Activity -
From the entries that follow, copy each line containing the word "Authenticated".

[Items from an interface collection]
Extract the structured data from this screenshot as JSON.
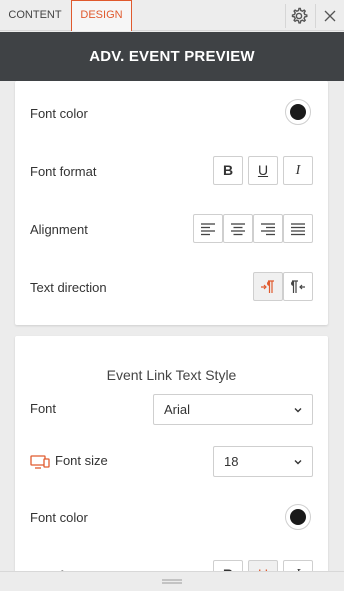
{
  "tabs": {
    "content": "CONTENT",
    "design": "DESIGN"
  },
  "header": {
    "title": "ADV. EVENT PREVIEW"
  },
  "text_style_card": {
    "font_color_label": "Font color",
    "font_color_value": "#1a1a1a",
    "font_format_label": "Font format",
    "format_buttons": [
      "B",
      "U",
      "I"
    ],
    "alignment_label": "Alignment",
    "alignment_buttons": [
      "align-left-icon",
      "align-center-icon",
      "align-right-icon",
      "align-justify-icon"
    ],
    "text_direction_label": "Text direction",
    "direction_buttons": [
      "ltr-icon",
      "rtl-icon"
    ],
    "active_direction": "ltr"
  },
  "link_style_card": {
    "title": "Event Link Text Style",
    "font_label": "Font",
    "font_value": "Arial",
    "font_size_label": "Font size",
    "font_size_value": "18",
    "font_color_label": "Font color",
    "font_color_value": "#1a1a1a"
  },
  "colors": {
    "accent": "#e05a2e",
    "header_bg": "#3f4245"
  }
}
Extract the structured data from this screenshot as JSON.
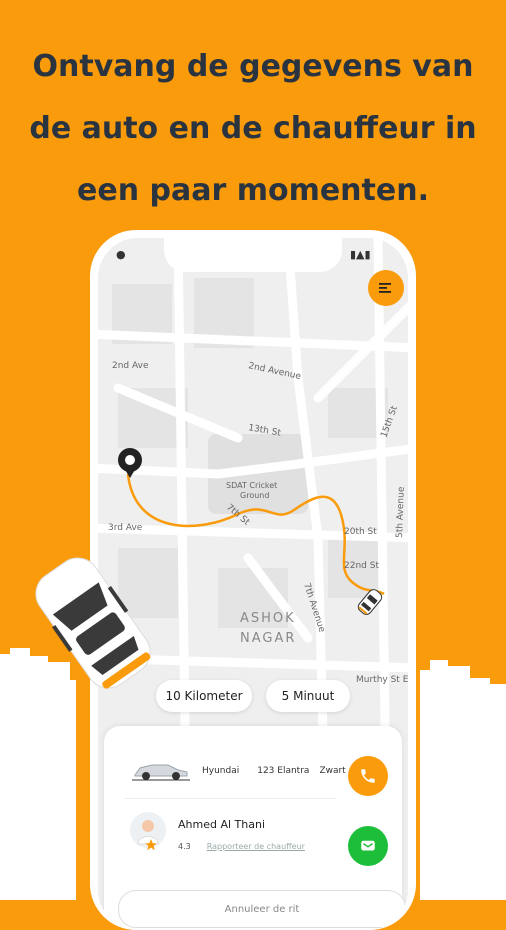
{
  "headline": {
    "line1": "Ontvang de gegevens van",
    "line2": "de auto en de chauffeur in",
    "line3": "een paar momenten."
  },
  "map": {
    "labels": {
      "second_ave": "2nd Ave",
      "second_avenue": "2nd Avenue",
      "thirteenth_st": "13th St",
      "fifteenth_st": "15th St",
      "third_ave": "3rd Ave",
      "seventh_st": "7th St",
      "twentieth_st": "20th St",
      "twentysecond_st": "22nd St",
      "fifth_avenue": "5th Avenue",
      "seventh_avenue": "7th Avenue",
      "murthy_st": "Murthy St E",
      "cricket_1": "SDAT Cricket",
      "cricket_2": "Ground",
      "district_1": "ASHOK",
      "district_2": "NAGAR",
      "second_ave_top": "2nd Ave"
    }
  },
  "trip": {
    "distance": "10 Kilometer",
    "eta": "5 Minuut"
  },
  "vehicle": {
    "make": "Hyundai",
    "model": "123 Elantra",
    "color": "Zwart"
  },
  "driver": {
    "name": "Ahmed Al Thani",
    "rating": "4.3",
    "report_link": "Rapporteer de chauffeur"
  },
  "actions": {
    "cancel": "Annuleer de rit"
  },
  "colors": {
    "accent": "#F99B0A",
    "message": "#1DBF3A",
    "text_dark": "#2A3440"
  },
  "icons": {
    "menu": "menu-icon",
    "call": "phone-icon",
    "message": "message-icon",
    "pickup": "location-pin-icon",
    "star": "star-icon"
  }
}
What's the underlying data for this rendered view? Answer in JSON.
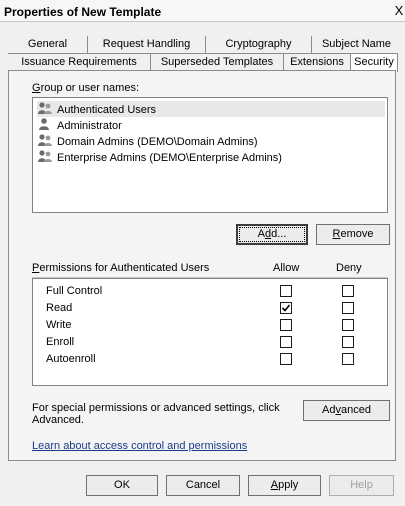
{
  "window": {
    "title": "Properties of New Template",
    "close_glyph": "X"
  },
  "tabs": {
    "row1": [
      "General",
      "Request Handling",
      "Cryptography",
      "Subject Name"
    ],
    "row2": [
      "Issuance Requirements",
      "Superseded Templates",
      "Extensions",
      "Security"
    ],
    "active": "Security"
  },
  "group_list": {
    "label_prefix": "",
    "label_underline": "G",
    "label_rest": "roup or user names:",
    "items": [
      {
        "name": "Authenticated Users",
        "icon": "users-group-icon",
        "selected": true
      },
      {
        "name": "Administrator",
        "icon": "user-icon",
        "selected": false
      },
      {
        "name": "Domain Admins (DEMO\\Domain Admins)",
        "icon": "users-group-icon",
        "selected": false
      },
      {
        "name": "Enterprise Admins (DEMO\\Enterprise Admins)",
        "icon": "users-group-icon",
        "selected": false
      }
    ]
  },
  "buttons": {
    "add_pre": "A",
    "add_ul": "d",
    "add_post": "d...",
    "remove_ul": "R",
    "remove_post": "emove",
    "advanced_pre": "Ad",
    "advanced_ul": "v",
    "advanced_post": "anced",
    "ok": "OK",
    "cancel": "Cancel",
    "apply_ul": "A",
    "apply_post": "pply",
    "help": "Help"
  },
  "permissions": {
    "header_ul": "P",
    "header_rest": "ermissions for Authenticated Users",
    "allow_label": "Allow",
    "deny_label": "Deny",
    "rows": [
      {
        "name": "Full Control",
        "allow": false,
        "deny": false
      },
      {
        "name": "Read",
        "allow": true,
        "deny": false
      },
      {
        "name": "Write",
        "allow": false,
        "deny": false
      },
      {
        "name": "Enroll",
        "allow": false,
        "deny": false
      },
      {
        "name": "Autoenroll",
        "allow": false,
        "deny": false
      }
    ]
  },
  "special_text_line1": "For special permissions or advanced settings, click",
  "special_text_line2": "Advanced.",
  "learn_link": "Learn about access control and permissions"
}
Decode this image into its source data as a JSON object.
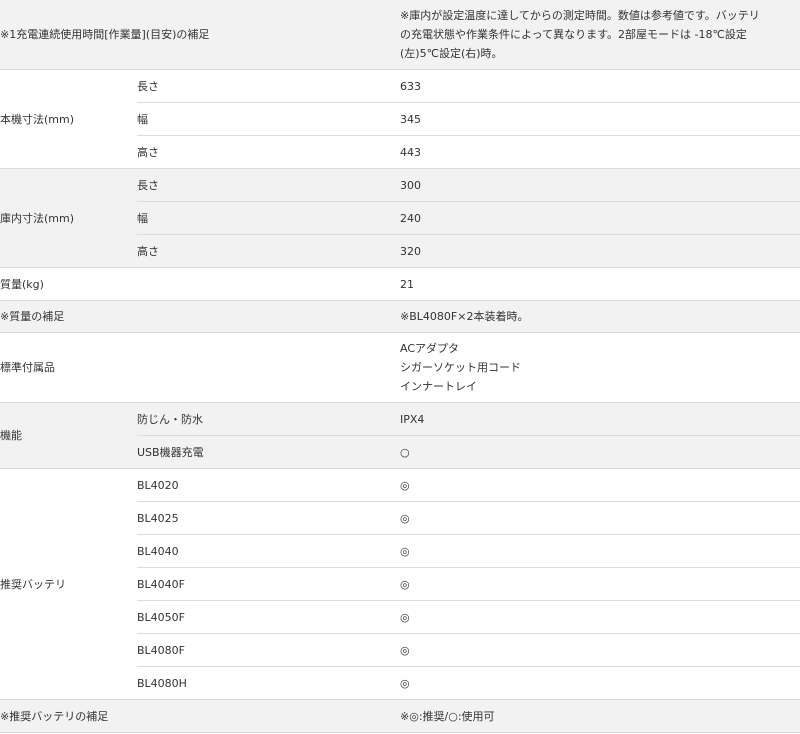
{
  "rows": {
    "note_operating_time": {
      "label": "※1充電連続使用時間[作業量](目安)の補足",
      "lines": [
        "※庫内が設定温度に達してからの測定時間。数値は参考値です。バッテリ",
        "の充電状態や作業条件によって異なります。2部屋モードは -18℃設定",
        "(左)5℃設定(右)時。"
      ]
    },
    "body_dimensions": {
      "label": "本機寸法(mm)",
      "items": [
        {
          "name": "長さ",
          "value": "633"
        },
        {
          "name": "幅",
          "value": "345"
        },
        {
          "name": "高さ",
          "value": "443"
        }
      ]
    },
    "interior_dimensions": {
      "label": "庫内寸法(mm)",
      "items": [
        {
          "name": "長さ",
          "value": "300"
        },
        {
          "name": "幅",
          "value": "240"
        },
        {
          "name": "高さ",
          "value": "320"
        }
      ]
    },
    "weight": {
      "label": "質量(kg)",
      "value": "21"
    },
    "weight_note": {
      "label": "※質量の補足",
      "value": "※BL4080F×2本装着時。"
    },
    "accessories": {
      "label": "標準付属品",
      "lines": [
        "ACアダプタ",
        "シガーソケット用コード",
        "インナートレイ"
      ]
    },
    "functions": {
      "label": "機能",
      "items": [
        {
          "name": "防じん・防水",
          "value": "IPX4"
        },
        {
          "name": "USB機器充電",
          "value": "○"
        }
      ]
    },
    "batteries": {
      "label": "推奨バッテリ",
      "items": [
        {
          "name": "BL4020",
          "value": "◎"
        },
        {
          "name": "BL4025",
          "value": "◎"
        },
        {
          "name": "BL4040",
          "value": "◎"
        },
        {
          "name": "BL4040F",
          "value": "◎"
        },
        {
          "name": "BL4050F",
          "value": "◎"
        },
        {
          "name": "BL4080F",
          "value": "◎"
        },
        {
          "name": "BL4080H",
          "value": "◎"
        }
      ]
    },
    "battery_note": {
      "label": "※推奨バッテリの補足",
      "value": "※◎:推奨/○:使用可"
    }
  }
}
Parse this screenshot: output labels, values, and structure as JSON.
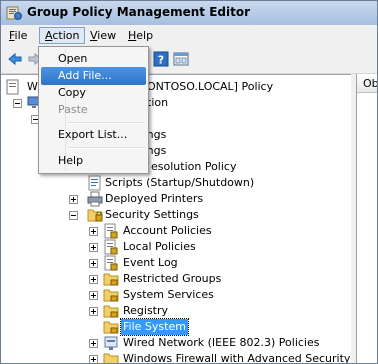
{
  "window": {
    "title": "Group Policy Management Editor"
  },
  "menubar": {
    "items": [
      {
        "label": "File",
        "u": "F",
        "rest": "ile"
      },
      {
        "label": "Action",
        "u": "A",
        "rest": "ction"
      },
      {
        "label": "View",
        "u": "V",
        "rest": "iew"
      },
      {
        "label": "Help",
        "u": "H",
        "rest": "elp"
      }
    ]
  },
  "action_menu": {
    "open": "Open",
    "add_file": "Add File...",
    "copy": "Copy",
    "paste": "Paste",
    "export_list": "Export List...",
    "help": "Help"
  },
  "tree": {
    "root_prefix": "W",
    "root_suffix": "ONTOSO.LOCAL] Policy",
    "computer_config_suffix": "tion",
    "settings_a": "ttings",
    "settings_b": "ttings",
    "name_resolution": "esolution Policy",
    "scripts": "Scripts (Startup/Shutdown)",
    "deployed_printers": "Deployed Printers",
    "security_settings": "Security Settings",
    "account_policies": "Account Policies",
    "local_policies": "Local Policies",
    "event_log": "Event Log",
    "restricted_groups": "Restricted Groups",
    "system_services": "System Services",
    "registry": "Registry",
    "file_system": "File System",
    "wired_network": "Wired Network (IEEE 802.3) Policies",
    "windows_firewall": "Windows Firewall with Advanced Security"
  },
  "right_pane": {
    "header": "Ob"
  },
  "colors": {
    "selection": "#3399ff",
    "menu_highlight": "#3e86d6",
    "folder": "#f2cf6b",
    "lock": "#d6a21a"
  }
}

Exercise response -
        "name": "Authenticated Users",
    "header_rest": "ermissions for Authenticated Users",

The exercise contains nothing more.